Two Kisses for Maddy: A Memoir of Loss and Love
by Matthew Logelin
Synopsis: Matt and Liz Logelin were high school sweethearts. After years of long-distance dating, the pair finally settled together in Los Angeles, and they had it all: a perfect marriage, a gorgeous new home, and a baby girl on the way. Liz's pregnancy was rocky, but they welcomed Madeline, beautiful and healthy, into the world on March 24, 2008.
Just twenty-seven hours later, Liz suffered a pulmonary embolism and died instantly, without ever holding the daughter whose arrival she had so eagerly awaited. Though confronted with devastating grief and the responsibilities of a new and single father, Matt did not surrender to devastation; he chose to keep moving forward-- to make a life for Maddy.

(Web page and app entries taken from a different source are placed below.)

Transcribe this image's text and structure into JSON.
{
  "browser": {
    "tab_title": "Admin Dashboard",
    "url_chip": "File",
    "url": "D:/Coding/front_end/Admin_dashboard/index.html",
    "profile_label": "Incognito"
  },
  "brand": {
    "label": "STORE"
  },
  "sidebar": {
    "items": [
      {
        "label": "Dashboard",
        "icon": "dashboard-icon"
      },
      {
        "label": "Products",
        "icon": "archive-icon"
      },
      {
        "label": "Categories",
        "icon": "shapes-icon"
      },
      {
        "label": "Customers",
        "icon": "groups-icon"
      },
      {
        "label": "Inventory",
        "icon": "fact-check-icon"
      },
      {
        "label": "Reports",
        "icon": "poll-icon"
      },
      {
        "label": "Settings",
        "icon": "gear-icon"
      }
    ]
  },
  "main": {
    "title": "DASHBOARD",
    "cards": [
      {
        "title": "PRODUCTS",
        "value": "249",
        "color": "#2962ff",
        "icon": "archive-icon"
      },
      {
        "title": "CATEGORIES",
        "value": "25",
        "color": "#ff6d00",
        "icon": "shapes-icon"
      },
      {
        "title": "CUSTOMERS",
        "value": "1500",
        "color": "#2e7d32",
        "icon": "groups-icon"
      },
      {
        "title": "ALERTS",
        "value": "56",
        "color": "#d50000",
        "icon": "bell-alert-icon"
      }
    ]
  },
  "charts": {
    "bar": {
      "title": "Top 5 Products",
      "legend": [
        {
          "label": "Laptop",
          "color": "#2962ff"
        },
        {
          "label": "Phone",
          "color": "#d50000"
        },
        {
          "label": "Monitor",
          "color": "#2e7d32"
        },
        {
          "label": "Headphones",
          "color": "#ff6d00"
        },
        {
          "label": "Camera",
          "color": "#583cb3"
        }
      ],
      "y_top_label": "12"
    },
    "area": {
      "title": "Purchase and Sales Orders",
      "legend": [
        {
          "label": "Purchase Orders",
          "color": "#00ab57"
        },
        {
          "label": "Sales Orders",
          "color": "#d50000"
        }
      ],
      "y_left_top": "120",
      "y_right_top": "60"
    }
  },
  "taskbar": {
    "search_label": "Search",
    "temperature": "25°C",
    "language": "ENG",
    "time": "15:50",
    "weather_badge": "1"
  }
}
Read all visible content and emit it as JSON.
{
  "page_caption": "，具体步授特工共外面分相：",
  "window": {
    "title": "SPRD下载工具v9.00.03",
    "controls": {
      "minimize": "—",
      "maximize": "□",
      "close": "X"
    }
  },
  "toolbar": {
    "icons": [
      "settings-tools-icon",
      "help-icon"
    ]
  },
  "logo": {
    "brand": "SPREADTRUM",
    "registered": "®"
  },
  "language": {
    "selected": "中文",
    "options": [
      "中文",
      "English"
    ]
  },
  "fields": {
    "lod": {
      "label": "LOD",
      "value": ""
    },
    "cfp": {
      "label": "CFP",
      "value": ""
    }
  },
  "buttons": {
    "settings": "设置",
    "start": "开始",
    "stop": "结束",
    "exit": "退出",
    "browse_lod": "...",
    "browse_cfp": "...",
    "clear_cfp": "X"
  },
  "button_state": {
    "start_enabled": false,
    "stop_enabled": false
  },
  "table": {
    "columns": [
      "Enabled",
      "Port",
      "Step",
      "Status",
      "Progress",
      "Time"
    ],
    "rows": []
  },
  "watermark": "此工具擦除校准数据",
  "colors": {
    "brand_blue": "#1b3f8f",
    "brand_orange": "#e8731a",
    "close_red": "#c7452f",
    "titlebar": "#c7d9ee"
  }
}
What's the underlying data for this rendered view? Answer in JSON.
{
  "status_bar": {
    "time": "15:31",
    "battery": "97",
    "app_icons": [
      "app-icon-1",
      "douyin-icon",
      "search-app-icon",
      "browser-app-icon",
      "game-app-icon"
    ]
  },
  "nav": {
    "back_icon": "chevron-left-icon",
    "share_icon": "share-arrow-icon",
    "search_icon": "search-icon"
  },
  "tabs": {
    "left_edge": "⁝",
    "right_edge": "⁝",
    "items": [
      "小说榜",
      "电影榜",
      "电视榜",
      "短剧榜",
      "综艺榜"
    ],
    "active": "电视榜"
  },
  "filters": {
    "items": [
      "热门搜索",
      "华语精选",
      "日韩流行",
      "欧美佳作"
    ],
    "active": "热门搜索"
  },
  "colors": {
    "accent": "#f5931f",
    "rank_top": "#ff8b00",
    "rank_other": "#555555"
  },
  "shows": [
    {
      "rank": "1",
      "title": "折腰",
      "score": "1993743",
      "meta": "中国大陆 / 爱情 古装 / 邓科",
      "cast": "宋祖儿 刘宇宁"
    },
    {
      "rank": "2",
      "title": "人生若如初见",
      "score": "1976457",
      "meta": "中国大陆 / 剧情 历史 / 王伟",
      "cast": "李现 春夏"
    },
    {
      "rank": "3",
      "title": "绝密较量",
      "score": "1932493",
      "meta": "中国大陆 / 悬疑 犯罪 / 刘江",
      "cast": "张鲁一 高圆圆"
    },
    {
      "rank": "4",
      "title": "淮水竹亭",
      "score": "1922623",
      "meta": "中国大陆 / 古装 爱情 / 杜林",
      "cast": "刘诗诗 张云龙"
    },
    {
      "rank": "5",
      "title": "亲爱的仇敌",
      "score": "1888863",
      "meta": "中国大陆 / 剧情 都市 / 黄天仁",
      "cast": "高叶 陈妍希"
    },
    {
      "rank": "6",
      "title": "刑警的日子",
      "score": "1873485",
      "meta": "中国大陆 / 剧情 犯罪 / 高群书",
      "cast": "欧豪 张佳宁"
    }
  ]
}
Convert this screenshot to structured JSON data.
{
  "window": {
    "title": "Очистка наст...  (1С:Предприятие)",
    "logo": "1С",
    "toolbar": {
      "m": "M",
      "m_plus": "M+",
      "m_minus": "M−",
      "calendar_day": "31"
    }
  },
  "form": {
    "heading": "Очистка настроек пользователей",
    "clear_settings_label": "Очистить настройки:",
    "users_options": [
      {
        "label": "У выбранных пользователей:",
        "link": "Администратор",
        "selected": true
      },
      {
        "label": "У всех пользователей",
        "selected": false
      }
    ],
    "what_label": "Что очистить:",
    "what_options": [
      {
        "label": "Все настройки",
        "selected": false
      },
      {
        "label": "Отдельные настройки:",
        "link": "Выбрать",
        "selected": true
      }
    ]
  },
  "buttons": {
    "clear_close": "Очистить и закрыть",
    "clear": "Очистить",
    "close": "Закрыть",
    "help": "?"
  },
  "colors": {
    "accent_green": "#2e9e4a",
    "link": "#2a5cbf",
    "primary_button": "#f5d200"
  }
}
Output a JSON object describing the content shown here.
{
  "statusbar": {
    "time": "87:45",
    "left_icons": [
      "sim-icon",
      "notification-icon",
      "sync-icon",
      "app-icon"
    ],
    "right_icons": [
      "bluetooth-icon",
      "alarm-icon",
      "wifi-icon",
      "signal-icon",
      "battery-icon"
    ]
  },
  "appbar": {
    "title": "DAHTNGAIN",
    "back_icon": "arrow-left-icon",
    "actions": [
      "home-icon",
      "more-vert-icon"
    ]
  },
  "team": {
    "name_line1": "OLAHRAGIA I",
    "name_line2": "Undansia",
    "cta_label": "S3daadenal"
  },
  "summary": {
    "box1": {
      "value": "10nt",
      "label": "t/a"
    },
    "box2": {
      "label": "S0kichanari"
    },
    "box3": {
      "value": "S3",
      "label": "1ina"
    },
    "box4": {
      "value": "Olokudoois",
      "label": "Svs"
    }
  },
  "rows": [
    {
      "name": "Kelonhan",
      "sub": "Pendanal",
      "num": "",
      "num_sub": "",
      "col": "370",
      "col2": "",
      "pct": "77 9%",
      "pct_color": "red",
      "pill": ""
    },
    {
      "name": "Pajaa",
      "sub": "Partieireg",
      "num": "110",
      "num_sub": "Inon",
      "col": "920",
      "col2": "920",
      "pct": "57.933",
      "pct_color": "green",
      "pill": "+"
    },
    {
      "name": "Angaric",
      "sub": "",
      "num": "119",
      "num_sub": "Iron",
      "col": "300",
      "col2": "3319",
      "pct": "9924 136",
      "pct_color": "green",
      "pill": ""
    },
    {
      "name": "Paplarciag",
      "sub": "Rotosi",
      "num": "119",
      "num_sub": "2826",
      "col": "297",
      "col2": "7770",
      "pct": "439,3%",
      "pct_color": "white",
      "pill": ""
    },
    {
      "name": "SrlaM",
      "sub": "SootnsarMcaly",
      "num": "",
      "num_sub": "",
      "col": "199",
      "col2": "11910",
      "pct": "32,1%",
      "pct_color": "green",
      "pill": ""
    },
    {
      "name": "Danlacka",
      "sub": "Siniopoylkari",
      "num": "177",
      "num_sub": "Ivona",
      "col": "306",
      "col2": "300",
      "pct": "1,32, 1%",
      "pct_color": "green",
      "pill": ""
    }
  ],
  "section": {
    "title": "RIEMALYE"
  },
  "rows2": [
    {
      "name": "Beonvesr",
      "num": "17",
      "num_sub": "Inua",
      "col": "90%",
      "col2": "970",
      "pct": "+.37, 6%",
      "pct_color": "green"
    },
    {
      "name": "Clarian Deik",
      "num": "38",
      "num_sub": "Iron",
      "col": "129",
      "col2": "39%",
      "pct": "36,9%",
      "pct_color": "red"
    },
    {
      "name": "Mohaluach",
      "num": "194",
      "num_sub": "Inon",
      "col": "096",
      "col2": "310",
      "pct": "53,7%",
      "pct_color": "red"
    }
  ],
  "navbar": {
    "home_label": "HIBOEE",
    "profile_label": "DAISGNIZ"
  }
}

In this memoir, Matt shares bittersweet and often humorous anecdotes of his courtship and marriage to Liz; of relying on his newborn daughter for the support that she unknowingly provided; and of the extraordinary online community of strangers who have become his friends. In honoring Liz's legacy, heartache has become solace.
Review: This was a very honest memoir about coping with a loss but also having to keep on going for the new baby. Logelin really did a great job expressing his emotions without apologizing for them and telling the story of him, his wife, their life together and their child. I was sucked into the book from the get go and had a really hard time putting it down. Luckily it was a quick read! It was not a tear jerker for me until the very last chapter. Matt writes a letter to his daughter in the last chapter and that is when the tears started forming for me. Logelin is very honest about his feelings and about himself. He really had to grow up after his wife died so he may come off as immature in some places in the book. There were a couple things I disliked about that book. One thing that bothered me is the amount of splurging he did on Maddy and about how many trips he took with her. It seemed a little excessive for someone who just had over half the family's income removed. But that was more about his choice of lifestyle than about the book itself. But it did make him less sympathetic. The thing that bothered me the most was the use of the f word. At times it could be on any given page once or twice. Other times it was a little sporadic. It was unnecessary at most times. I know he was upset but to me there are other ways to express your emotions.
Rating: 3 1/2 stars but am debating about rating it a 4 because it was so captivating